Write out every record below exactly as it appears, omitting the pictures.

## Data to examine
════════════════════

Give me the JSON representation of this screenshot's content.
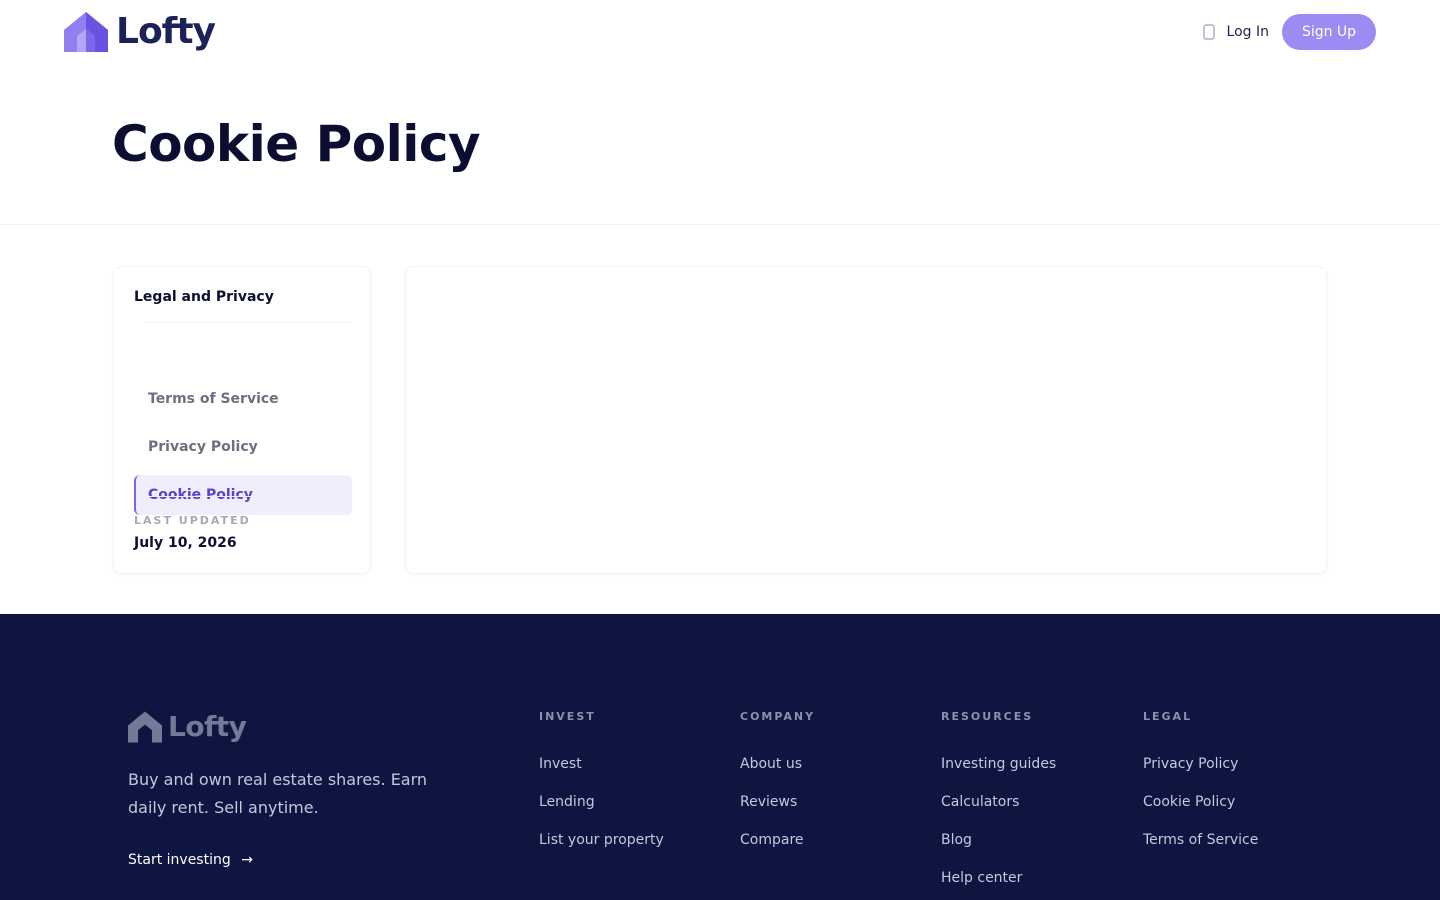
{
  "header": {
    "brand": "Lofty",
    "login_label": "Log In",
    "signup_label": "Sign Up",
    "accent_color": "#9b8cf3",
    "icons": {
      "logo": "house-logo-icon",
      "language": "globe-icon"
    }
  },
  "hero": {
    "title": "Cookie Policy"
  },
  "sidebar": {
    "heading": "Legal and Privacy",
    "items": [
      {
        "label": "Terms of Service",
        "active": false
      },
      {
        "label": "Privacy Policy",
        "active": false
      },
      {
        "label": "Cookie Policy",
        "active": true
      }
    ],
    "last_updated_label": "LAST UPDATED",
    "last_updated_date": "July 10, 2026"
  },
  "footer": {
    "brand": "Lofty",
    "tagline": "Buy and own real estate shares. Earn daily rent. Sell anytime.",
    "cta": "Start investing",
    "cta_arrow": "→",
    "background_color": "#0e1541",
    "columns": [
      {
        "title": "INVEST",
        "links": [
          "Invest",
          "Lending",
          "List your property"
        ]
      },
      {
        "title": "COMPANY",
        "links": [
          "About us",
          "Reviews",
          "Compare"
        ]
      },
      {
        "title": "RESOURCES",
        "links": [
          "Investing guides",
          "Calculators",
          "Blog",
          "Help center"
        ]
      },
      {
        "title": "LEGAL",
        "links": [
          "Privacy Policy",
          "Cookie Policy",
          "Terms of Service"
        ]
      }
    ]
  }
}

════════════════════

## Result
Give me the JSON representation of this screenshot's content.
{
  "header": {
    "brand": "Lofty",
    "login_label": "Log In",
    "signup_label": "Sign Up",
    "accent_color": "#9b8cf3",
    "icons": {
      "logo": "house-logo-icon",
      "language": "globe-icon"
    }
  },
  "hero": {
    "title": "Cookie Policy"
  },
  "sidebar": {
    "heading": "Legal and Privacy",
    "items": [
      {
        "label": "Terms of Service",
        "active": false
      },
      {
        "label": "Privacy Policy",
        "active": false
      },
      {
        "label": "Cookie Policy",
        "active": true
      }
    ],
    "last_updated_label": "LAST UPDATED",
    "last_updated_date": "July 10, 2026"
  },
  "footer": {
    "brand": "Lofty",
    "tagline": "Buy and own real estate shares. Earn daily rent. Sell anytime.",
    "cta": "Start investing",
    "cta_arrow": "→",
    "background_color": "#0e1541",
    "columns": [
      {
        "title": "INVEST",
        "links": [
          "Invest",
          "Lending",
          "List your property"
        ]
      },
      {
        "title": "COMPANY",
        "links": [
          "About us",
          "Reviews",
          "Compare"
        ]
      },
      {
        "title": "RESOURCES",
        "links": [
          "Investing guides",
          "Calculators",
          "Blog",
          "Help center"
        ]
      },
      {
        "title": "LEGAL",
        "links": [
          "Privacy Policy",
          "Cookie Policy",
          "Terms of Service"
        ]
      }
    ]
  }
}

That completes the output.